Non-Thesis Option

The non-thesis option consists of a range of 14-19 credits in required courses that include laboratory rotations and focused course work.

  • CIPP 907.01 Research Ethics (1 cr)
  • Choose one:
    GPLS 600.01 Cellular & Molecular Basis of Translational Research (5 cr)
    GPLS 601.01 Mechanisms in Biomedical Science (Core Course) (8 cr)
  • GPLS 609.05 Lab Rotations CMBS MS (4-6 cr)
  • GPLS 630.01 Fundamentals of Biostatistics (3 cr)
  • Choose one:
    GPLS 690.01 Current Topics in Vascular & Stem Cell Biology (1 cr)
    GPLS 691.01 Molecular Neuroscience & Biophysics (1 cr)
    GPLS 692.01 Current Topics in Genome Biology(1 cr)

Thesis Option

The thesis option is a research-based program in which the student selects a mentor and undertakes a research project culminating in a written thesis and public seminar.
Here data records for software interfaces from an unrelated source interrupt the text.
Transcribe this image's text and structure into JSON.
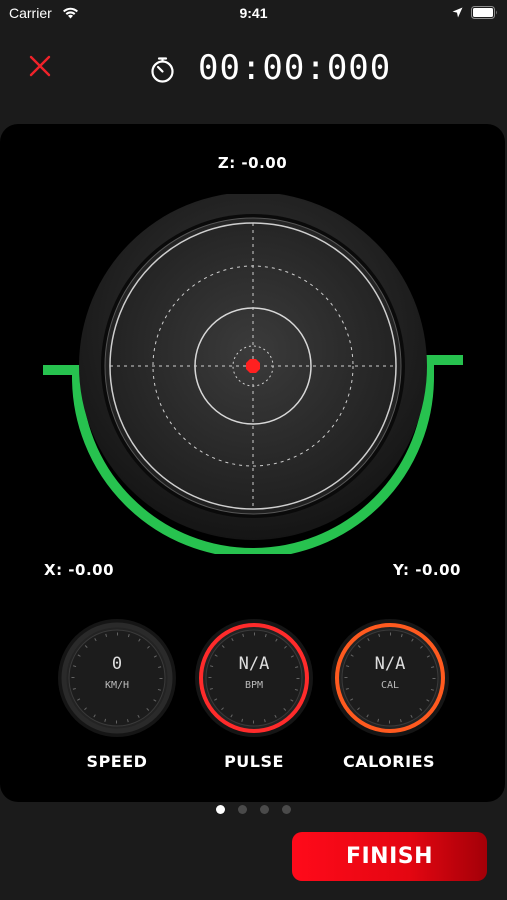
{
  "status_bar": {
    "carrier": "Carrier",
    "time": "9:41",
    "icons": [
      "wifi-icon",
      "location-arrow-icon",
      "battery-icon"
    ]
  },
  "header": {
    "close_icon": "close-icon",
    "stopwatch_icon": "stopwatch-icon",
    "timer": "00:00:000"
  },
  "tilt": {
    "z_label": "Z: -0.00",
    "x_label": "X: -0.00",
    "y_label": "Y: -0.00",
    "indicator_color": "#ff2020",
    "bracket_color": "#27c24f"
  },
  "gauges": [
    {
      "title": "SPEED",
      "value": "0",
      "unit": "KM/H",
      "ring_color": "#2a2a2a"
    },
    {
      "title": "PULSE",
      "value": "N/A",
      "unit": "BPM",
      "ring_color": "#ff2b2b"
    },
    {
      "title": "CALORIES",
      "value": "N/A",
      "unit": "CAL",
      "ring_color": "#ff5a1f"
    }
  ],
  "pager": {
    "count": 4,
    "active": 0,
    "active_color": "#ffffff",
    "inactive_color": "#4a4a4a"
  },
  "finish": {
    "label": "FINISH",
    "color": "#ff0a1a"
  }
}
The thesis option consists of a range of 20-26 credits in required courses that include laboratory rotations and focused course work.

  • CIPP 907.01 Research Ethics (1 cr)
  • Choose one:
    GPLS 600.01 Cellular & Molecular Basis of Translational Research (5 cr)
    GPLS 601.01 Mechanisms in Biomedical Science (Core Course) (8 cr)
  • GPLS 609.05 Lab Rotations CMBS MS (4-6 cr)
  • GPLS 630.01 Fundamentals of Biostatistics (3 cr)
  • Choose one:
    GPLS 690.01 Current Topics in Vascular & Stem Cell Biology (1 cr)
    GPLS 691.01 Molecular Neuroscience & Biophysics (1 cr)
    GPLS 692.01 Current Topics in Genome Biology(1 cr)

Each CMBS MS student will be provided an individualized Program of Study that will focus on their educational and professional goals.

Elective Courses


Laboratory Rotations

Research rotations provide students with opportunities to 1) learn how to function and flourish in a research setting; 2) learn a specific skill (e.g., laboratory technique, statistical method) necessary for thesis or continued lab work.

Selection Process

The selection of rotations is made by the student in collaboration with Program Director and are based on the student’s needs and interests. Thus, students who have already identified their area of interest are encouraged to reach out directly with one or more potential mentors. Students who do not yet have a preferred research area should continue working with the Program Director prior to reaching out potential mentors.

Begin by using these search tools to look for faculty by research topic of interest at the School of Medicine Faculty Profiles or at the School of Dentistry Research Programs.